> [AIM OF THE EXERCISE] Which lines of the data below include the string "Perpendicolare"? Return each of them.

(Extracted records)
Start of Block
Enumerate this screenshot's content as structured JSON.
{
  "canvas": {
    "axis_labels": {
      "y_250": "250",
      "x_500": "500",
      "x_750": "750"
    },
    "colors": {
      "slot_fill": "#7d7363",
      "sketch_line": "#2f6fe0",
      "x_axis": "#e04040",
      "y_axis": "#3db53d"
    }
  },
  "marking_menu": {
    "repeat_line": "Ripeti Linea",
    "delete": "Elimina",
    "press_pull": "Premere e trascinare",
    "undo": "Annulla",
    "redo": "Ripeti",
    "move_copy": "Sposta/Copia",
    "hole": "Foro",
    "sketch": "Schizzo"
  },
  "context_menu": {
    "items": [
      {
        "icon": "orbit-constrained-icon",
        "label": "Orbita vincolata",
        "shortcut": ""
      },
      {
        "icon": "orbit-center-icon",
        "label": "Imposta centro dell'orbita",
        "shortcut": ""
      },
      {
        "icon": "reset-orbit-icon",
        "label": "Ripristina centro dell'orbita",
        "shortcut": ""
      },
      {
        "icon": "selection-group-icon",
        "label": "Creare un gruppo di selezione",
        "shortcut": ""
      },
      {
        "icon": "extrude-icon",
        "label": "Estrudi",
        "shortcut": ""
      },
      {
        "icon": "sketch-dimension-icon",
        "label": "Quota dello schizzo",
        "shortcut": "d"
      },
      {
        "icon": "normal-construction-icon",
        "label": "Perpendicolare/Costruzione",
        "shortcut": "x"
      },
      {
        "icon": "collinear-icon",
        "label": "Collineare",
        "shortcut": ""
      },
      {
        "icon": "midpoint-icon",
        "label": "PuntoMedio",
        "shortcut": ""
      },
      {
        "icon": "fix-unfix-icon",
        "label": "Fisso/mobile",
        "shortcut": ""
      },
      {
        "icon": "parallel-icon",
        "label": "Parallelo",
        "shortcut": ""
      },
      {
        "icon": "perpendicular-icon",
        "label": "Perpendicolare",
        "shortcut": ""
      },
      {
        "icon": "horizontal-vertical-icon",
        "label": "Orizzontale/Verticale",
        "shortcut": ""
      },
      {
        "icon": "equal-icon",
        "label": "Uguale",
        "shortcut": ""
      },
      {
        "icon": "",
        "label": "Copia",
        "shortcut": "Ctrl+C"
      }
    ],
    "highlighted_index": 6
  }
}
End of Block
> [TASK RESPONSE]
        "label": "Perpendicolare/Costruzione",
        "label": "Perpendicolare",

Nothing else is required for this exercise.